This section of Gramsci’s work is notoriously difficult to understand. Most of it was produced under extremely difficult conditions while he suffered in fascist prisons. But just as in Lenin the theory of the party and the stress on the battle of ideas is a necessary correlate of the theory of the state. It is not for Gramsci, as for his epigones, a disjointed intellectual exercise. Here again Cammett’s book is extremely good at rendering many of the basic ideas comprehensible and implicitly correcting the self-consciously obscure interpretations of them that have often been circulated until now.

Any such work is bound to contain errors of interpretation and of fact. The main disagreement with Cammett must be over his tendency to equate Gramsci with the party that Togliatti later controlled. This is dependent however more on an acceptance of Togliatti’s revolutionary pretensions than on a distortion of Gramsci’s own position. Thus Cammett notes the divergence of Gramsci from the party line on the United Front in the early thirties. Given Gramsci’s history of opposition to a Bordigist position that in many ways resembled that of third-period Stalinism this was hardly surprising, but he ignores Togliatti’s role in imposing these policies from the Comintern. He just ignores the contrast between the revolutionary spirit of Gramsci and the role of Italian Communism in helping the reimposition of a discredited capitalism after the war. But these are minor blemishes on a fine book. Get hold of a copy and read it.

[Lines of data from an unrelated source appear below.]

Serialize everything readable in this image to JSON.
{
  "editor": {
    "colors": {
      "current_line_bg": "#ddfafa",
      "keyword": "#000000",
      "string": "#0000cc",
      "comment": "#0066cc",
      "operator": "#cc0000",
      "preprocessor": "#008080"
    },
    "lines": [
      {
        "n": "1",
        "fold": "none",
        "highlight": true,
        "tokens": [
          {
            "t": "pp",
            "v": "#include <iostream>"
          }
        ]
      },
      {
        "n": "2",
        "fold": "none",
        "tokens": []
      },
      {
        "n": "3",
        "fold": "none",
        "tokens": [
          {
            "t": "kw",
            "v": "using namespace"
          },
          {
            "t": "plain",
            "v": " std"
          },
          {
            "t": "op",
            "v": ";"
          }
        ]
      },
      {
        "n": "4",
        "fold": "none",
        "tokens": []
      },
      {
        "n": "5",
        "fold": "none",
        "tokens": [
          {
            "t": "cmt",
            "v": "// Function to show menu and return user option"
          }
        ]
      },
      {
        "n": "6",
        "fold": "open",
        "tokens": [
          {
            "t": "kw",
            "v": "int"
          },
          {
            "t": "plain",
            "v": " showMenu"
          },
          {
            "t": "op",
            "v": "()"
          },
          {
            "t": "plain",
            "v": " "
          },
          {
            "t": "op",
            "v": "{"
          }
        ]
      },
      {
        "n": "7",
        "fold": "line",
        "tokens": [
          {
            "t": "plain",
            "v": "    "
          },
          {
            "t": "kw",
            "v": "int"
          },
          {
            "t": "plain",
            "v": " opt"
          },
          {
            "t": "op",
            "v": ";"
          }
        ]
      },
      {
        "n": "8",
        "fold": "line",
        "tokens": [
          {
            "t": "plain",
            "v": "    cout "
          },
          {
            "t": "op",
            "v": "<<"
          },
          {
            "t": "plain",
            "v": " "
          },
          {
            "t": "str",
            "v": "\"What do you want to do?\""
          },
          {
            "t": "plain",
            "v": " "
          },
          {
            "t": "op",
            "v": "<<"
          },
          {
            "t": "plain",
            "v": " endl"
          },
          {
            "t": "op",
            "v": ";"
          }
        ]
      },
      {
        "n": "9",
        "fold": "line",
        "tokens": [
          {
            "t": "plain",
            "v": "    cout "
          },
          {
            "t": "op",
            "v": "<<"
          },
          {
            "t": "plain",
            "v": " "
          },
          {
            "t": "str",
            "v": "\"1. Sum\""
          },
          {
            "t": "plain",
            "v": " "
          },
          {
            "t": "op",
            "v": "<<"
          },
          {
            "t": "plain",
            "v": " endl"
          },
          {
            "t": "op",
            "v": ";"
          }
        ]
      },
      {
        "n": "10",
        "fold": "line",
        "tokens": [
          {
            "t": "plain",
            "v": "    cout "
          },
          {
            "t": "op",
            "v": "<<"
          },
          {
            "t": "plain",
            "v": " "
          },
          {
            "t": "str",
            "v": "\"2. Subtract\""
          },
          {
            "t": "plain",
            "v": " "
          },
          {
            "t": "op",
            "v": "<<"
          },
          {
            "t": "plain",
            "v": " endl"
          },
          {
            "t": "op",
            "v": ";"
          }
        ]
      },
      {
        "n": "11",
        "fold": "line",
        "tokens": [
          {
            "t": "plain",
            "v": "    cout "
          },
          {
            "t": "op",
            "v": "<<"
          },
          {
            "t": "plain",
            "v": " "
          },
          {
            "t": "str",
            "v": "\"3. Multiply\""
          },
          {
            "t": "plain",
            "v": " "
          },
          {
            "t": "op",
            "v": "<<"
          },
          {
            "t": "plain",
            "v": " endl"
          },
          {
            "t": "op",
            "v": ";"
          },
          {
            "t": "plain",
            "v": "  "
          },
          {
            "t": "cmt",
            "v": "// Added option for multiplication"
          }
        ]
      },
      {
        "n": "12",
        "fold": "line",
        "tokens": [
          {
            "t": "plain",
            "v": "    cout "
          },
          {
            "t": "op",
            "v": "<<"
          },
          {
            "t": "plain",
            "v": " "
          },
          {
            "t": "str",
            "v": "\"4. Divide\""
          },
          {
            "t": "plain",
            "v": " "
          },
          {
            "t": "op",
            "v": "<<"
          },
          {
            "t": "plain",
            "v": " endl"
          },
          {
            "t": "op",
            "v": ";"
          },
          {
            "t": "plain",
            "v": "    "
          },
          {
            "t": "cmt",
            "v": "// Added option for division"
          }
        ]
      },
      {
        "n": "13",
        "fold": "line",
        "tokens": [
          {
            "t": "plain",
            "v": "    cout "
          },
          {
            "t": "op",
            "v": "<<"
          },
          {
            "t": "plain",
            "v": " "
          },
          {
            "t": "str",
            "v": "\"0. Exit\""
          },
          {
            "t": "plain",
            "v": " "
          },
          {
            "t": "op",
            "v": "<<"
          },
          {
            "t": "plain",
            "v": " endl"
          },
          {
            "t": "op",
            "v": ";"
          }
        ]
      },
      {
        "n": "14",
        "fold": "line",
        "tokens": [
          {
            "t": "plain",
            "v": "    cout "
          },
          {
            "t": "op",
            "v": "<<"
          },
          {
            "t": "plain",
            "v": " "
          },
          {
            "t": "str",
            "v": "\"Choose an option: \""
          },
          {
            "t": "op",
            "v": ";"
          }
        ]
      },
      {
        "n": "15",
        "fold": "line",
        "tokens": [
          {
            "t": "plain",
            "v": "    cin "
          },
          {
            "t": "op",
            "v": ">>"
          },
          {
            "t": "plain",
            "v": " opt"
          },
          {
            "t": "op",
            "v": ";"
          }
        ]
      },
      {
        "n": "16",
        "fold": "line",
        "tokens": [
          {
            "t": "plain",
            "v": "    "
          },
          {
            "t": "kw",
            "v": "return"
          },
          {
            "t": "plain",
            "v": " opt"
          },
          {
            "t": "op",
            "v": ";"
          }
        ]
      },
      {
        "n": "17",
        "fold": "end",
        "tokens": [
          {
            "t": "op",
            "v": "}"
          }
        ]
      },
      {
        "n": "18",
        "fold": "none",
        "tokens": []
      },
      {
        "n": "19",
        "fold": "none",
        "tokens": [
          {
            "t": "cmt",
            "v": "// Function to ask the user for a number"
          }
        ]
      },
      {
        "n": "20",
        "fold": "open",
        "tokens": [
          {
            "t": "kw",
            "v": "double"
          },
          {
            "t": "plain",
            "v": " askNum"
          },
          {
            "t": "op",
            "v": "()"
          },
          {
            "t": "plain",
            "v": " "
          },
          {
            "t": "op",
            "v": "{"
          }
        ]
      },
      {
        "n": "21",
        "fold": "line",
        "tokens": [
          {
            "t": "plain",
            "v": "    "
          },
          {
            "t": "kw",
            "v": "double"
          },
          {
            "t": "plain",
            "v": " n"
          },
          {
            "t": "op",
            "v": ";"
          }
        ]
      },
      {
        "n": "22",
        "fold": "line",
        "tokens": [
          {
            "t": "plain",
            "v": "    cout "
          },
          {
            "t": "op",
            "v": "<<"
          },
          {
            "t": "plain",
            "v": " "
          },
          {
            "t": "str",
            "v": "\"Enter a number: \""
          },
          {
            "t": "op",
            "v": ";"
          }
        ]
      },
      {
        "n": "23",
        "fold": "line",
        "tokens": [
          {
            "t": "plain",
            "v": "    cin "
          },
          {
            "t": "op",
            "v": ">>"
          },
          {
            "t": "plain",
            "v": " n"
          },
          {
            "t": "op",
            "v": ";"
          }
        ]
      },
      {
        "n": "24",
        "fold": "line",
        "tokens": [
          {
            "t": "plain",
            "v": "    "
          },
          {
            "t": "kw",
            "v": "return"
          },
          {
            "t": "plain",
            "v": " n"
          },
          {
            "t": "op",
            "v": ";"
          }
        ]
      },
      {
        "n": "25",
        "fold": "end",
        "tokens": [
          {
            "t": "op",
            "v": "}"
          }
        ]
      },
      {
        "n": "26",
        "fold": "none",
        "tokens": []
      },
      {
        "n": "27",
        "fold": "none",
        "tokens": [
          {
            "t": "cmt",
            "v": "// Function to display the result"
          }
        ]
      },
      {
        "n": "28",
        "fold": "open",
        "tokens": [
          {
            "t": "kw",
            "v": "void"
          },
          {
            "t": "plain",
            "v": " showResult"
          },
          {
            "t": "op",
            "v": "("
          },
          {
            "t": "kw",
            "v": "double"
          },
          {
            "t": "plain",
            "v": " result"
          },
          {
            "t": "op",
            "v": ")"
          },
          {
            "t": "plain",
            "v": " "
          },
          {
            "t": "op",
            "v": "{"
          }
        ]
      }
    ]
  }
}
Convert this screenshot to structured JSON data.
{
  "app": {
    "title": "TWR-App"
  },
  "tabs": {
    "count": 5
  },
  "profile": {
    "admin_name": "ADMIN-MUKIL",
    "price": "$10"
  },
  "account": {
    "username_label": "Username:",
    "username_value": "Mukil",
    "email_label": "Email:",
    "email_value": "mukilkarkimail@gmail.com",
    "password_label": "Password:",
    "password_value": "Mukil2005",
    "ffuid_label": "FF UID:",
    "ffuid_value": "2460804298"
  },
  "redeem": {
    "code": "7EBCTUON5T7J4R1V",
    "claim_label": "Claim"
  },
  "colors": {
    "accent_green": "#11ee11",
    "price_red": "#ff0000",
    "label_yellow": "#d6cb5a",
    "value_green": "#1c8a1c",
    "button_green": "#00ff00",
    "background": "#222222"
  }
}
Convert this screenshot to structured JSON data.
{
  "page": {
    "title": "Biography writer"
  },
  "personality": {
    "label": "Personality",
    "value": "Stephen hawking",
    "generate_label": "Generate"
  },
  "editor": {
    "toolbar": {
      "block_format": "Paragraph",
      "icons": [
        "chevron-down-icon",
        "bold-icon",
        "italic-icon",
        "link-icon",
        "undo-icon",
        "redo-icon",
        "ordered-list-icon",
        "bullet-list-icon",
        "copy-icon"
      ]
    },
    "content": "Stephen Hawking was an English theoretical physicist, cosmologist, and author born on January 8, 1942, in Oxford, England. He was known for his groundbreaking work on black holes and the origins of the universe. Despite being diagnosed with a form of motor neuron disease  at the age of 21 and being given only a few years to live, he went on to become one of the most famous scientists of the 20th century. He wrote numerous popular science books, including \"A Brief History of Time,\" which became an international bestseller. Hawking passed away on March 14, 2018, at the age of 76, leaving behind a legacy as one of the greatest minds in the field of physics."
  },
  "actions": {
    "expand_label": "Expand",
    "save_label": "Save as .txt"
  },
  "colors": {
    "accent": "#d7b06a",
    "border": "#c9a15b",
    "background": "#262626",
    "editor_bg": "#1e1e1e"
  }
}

1. This is not to say he was ignorant of everything that was happening. One of his last acts as a party leader was to write to Togliatti expressing dismay at the conflict within the Russian Party. Victor Serge, who had met him at Comintern meetings in Moscow, claims that Gramsci returned to Italy (and arrest) in 1926 as a reaction against the distasteful atmosphere in the Comintern.

2. The worst example is the Lawrence and Wishart translation called The Modern Prince. Only two articles from this period are included, and one is so cut up as virtually to destroy the sense of the arguments. But less obviously Stalinist interpreters have been almost as bad: see for instance the output of those around NLR in this country or the review of Cammett by Genovese in Studies on the Left.

Last updated on 22 October 2020